Walk along the waterfront, and you can tour a submarine, or a warship. We chose the submarine, because hub had never been aboard one. I had, because my grandad took me to tour one that was docked at the Navy Yard. I remember I never wanted to work aboard one! Too cramped. And I don't want a bunk over a missile.
Walk along the waterfront to Pier 39 and you will see, hear, and smell the famous sea lions that lounge, bark, burp, and gorge on their appropriated section of the waterfront.
Yes, that Ghirardelli. No, the streets don't smell like chocolate, like old HersheyLand used to. But the lines for ice cream are out the door, and you will probably be given a free mini square of chocolate/caramel if you venture inside to look. I mean buy. I mean look.
When it's getting dark, it's a little hard to tell how to stay on Columbus Avenue. It's diagonal, so at any given place where streets bisect, you'd expect to look up and see street signs. But, no. Not on Columbus Avenue, and not always everywhere else. Sometimes (only sometimes) the names of the streets appear on the concrete curb. And sometimes Columbus Avenue is called "Corso Cristoforo Columbo" (in very small letters, mind you.)
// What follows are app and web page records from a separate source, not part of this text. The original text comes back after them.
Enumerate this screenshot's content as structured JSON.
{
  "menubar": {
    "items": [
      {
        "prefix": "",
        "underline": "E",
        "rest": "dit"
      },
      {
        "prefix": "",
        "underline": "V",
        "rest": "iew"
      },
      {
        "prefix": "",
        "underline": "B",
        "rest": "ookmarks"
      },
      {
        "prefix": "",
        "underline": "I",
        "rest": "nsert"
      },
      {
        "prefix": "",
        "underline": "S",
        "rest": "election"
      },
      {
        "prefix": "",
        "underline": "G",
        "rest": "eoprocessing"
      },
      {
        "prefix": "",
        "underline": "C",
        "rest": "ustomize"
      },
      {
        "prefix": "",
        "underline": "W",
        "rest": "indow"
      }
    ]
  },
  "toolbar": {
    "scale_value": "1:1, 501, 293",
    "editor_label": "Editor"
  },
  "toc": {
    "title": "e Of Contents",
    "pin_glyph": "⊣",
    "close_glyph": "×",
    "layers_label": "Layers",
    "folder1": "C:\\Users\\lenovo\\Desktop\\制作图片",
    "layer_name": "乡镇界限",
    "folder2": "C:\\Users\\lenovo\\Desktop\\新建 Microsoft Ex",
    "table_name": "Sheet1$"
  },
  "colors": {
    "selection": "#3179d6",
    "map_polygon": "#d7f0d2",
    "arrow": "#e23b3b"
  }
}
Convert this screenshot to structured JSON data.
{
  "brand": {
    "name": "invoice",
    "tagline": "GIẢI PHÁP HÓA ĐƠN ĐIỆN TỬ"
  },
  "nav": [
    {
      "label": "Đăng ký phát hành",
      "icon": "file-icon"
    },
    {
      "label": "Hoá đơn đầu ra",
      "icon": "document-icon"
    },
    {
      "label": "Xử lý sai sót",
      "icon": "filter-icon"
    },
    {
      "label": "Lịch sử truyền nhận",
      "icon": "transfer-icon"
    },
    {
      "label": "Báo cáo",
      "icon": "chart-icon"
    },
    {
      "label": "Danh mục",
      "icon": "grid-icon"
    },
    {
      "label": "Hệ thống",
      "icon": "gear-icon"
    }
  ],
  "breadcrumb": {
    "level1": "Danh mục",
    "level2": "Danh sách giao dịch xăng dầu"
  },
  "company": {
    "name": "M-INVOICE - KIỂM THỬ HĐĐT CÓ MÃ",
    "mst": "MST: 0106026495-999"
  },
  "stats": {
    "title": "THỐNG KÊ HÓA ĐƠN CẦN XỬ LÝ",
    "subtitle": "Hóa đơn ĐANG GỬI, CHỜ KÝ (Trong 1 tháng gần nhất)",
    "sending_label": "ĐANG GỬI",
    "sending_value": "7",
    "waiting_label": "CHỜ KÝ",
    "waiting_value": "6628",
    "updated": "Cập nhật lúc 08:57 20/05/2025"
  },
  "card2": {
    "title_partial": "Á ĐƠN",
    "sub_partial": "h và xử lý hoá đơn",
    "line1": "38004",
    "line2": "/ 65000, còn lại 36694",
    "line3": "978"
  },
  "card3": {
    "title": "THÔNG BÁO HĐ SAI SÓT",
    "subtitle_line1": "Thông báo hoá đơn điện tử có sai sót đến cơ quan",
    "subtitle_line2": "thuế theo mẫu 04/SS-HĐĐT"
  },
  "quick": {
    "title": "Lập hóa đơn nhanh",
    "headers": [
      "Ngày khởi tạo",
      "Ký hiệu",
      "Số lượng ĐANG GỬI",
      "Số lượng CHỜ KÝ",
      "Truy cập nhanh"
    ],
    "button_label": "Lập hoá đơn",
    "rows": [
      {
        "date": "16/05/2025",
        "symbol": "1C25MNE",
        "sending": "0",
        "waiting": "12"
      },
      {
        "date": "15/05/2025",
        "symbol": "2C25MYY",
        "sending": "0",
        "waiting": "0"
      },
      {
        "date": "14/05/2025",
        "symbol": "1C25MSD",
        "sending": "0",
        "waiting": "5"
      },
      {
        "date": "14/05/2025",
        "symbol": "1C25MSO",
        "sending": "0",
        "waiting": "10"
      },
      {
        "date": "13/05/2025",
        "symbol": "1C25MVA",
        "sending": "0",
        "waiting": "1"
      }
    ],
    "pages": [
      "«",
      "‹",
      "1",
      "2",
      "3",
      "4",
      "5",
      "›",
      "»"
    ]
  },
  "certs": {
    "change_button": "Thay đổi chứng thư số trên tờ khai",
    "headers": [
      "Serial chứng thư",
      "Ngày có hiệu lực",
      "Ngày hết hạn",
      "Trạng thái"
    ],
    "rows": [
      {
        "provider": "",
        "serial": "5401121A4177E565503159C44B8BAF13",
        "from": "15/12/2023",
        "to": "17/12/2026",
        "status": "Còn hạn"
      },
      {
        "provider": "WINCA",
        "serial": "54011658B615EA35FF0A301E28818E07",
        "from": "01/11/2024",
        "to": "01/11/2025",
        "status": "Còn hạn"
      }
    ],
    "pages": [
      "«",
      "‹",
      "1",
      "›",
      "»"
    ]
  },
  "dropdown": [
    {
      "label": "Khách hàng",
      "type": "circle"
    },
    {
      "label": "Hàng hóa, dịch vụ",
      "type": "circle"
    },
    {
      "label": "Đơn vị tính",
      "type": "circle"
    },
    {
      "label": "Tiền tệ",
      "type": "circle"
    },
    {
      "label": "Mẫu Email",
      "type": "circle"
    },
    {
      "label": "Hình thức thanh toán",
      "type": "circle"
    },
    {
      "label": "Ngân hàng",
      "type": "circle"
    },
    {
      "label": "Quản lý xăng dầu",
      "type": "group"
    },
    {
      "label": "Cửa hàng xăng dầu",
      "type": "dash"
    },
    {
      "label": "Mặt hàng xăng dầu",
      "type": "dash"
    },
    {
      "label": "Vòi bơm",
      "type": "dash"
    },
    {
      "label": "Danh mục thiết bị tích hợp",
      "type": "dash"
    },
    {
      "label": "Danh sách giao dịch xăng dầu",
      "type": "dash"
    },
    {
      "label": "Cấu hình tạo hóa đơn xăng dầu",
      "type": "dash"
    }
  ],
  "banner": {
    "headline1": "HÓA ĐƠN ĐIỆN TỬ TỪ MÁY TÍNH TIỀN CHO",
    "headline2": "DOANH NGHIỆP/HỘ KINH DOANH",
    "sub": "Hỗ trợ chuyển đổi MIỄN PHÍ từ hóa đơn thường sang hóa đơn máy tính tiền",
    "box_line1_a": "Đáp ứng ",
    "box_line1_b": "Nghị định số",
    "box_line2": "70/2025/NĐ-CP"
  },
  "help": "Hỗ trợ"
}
Despite this, we found our way back, and we looked up again at the dense restaurants along one of the Chinatown streets...color, noise, and smells. Awesome!